Lee County- Law enforcers say the attack inside the Winn-Dixie wasn't the first or the last problem they've had with a mentally unstable person. Sunday, a woman and a deputy were attacked by a mentally ill man.

Thirty-two-year-old William Michael Sherell is charged with two counts of aggravated assault, accused of trying to rape a nurse his group home, then hitting the responding deputy.

Sherell lived on Winding Way Road, a residential street where several such group homes are. In the last year, deputies have investigated 19 formal complaints about the mentally ill on that road. Deputies say they're not properly supervised.

Winding Way Road appears to be a quiet residential street in Lee County, but some neighbors say they are scared.  Lita Cannon lives next door to William Michael Sherell, the man accused of trying to rape the caregiver at his group home. "They do make you scared of them. I am scared. When I see one, I take my child inside the house."

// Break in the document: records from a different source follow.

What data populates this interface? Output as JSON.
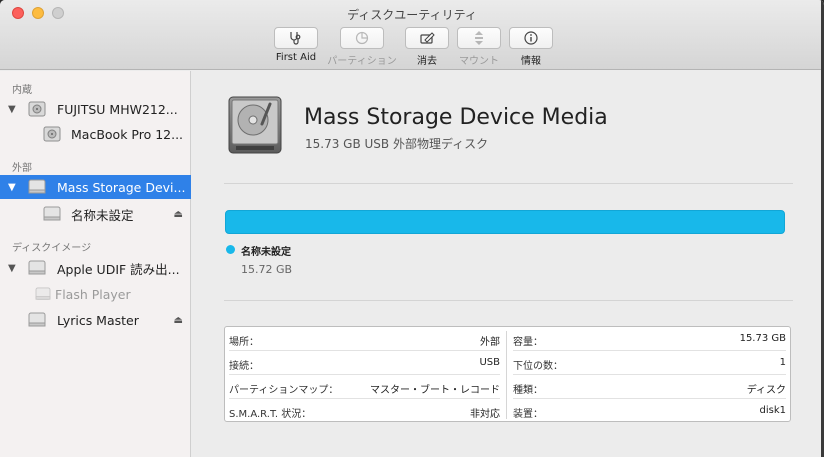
{
  "window": {
    "title": "ディスクユーティリティ"
  },
  "toolbar": {
    "first_aid": "First Aid",
    "partition": "パーティション",
    "erase": "消去",
    "mount": "マウント",
    "info": "情報"
  },
  "sidebar": {
    "section_internal": "内蔵",
    "section_external": "外部",
    "section_images": "ディスクイメージ",
    "items": [
      {
        "label": "FUJITSU MHW212..."
      },
      {
        "label": "MacBook Pro 12..."
      },
      {
        "label": "Mass Storage Devi..."
      },
      {
        "label": "名称未設定"
      },
      {
        "label": "Apple UDIF 読み出..."
      },
      {
        "label": "Flash Player"
      },
      {
        "label": "Lyrics Master"
      }
    ]
  },
  "device": {
    "name": "Mass Storage Device Media",
    "subtitle": "15.73 GB USB 外部物理ディスク"
  },
  "usage": {
    "fill_fraction": 1.0,
    "color": "#18b8ea",
    "volume_name": "名称未設定",
    "volume_size": "15.72 GB"
  },
  "info": {
    "left": [
      {
        "key": "場所：",
        "value": "外部"
      },
      {
        "key": "接続：",
        "value": "USB"
      },
      {
        "key": "パーティションマップ：",
        "value": "マスター・ブート・レコード"
      },
      {
        "key": "S.M.A.R.T. 状況：",
        "value": "非対応"
      }
    ],
    "right": [
      {
        "key": "容量：",
        "value": "15.73 GB"
      },
      {
        "key": "下位の数：",
        "value": "1"
      },
      {
        "key": "種類：",
        "value": "ディスク"
      },
      {
        "key": "装置：",
        "value": "disk1"
      }
    ]
  },
  "icons": {
    "first_aid": "stethoscope-icon",
    "partition": "pie-chart-icon",
    "erase": "erase-disk-icon",
    "mount": "mount-arrows-icon",
    "info": "info-icon",
    "disk": "hard-disk-icon",
    "eject": "eject-icon"
  }
}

Cannon says she has had several problems with unsupervised mentally ill people on her street, including a man who followed her 12-year-old daughter around. "When she told me that, I told her not to go back out and stay in the house."

At least three quadraplexes on this street are occupied by mentally ill people. Chief Dennis Parker says they are run by Dougherty/Lee County Mental Health.

But Parker says they are not being run well.  "The supervision is not there to the level it should be."

Parker says his deputies are constantly finding people wandering several miles from home-- sometimes they don't know where they are.  "They wander on people's property, or even persons breaking into other people's residence, it's just a safety issue as far as that goes."

Neighbor Michael Mobley says he feels safe, but tells his young daughter to be careful. "They are steadily walking the streets and stuff and I know they don't mean any harm. But I tell my little girl to be careful when she is out with her friends."

But Mobley and other neighbors we spoke to say they want to see more supervision on their street.

A spokesperson from Dougherty-Lee Mental Health says they provide 24 hour supervision for their clients. And as far as supervision goes, they say they provide adequate supervision.

posted at 6:05PM by dave.miller@walb.com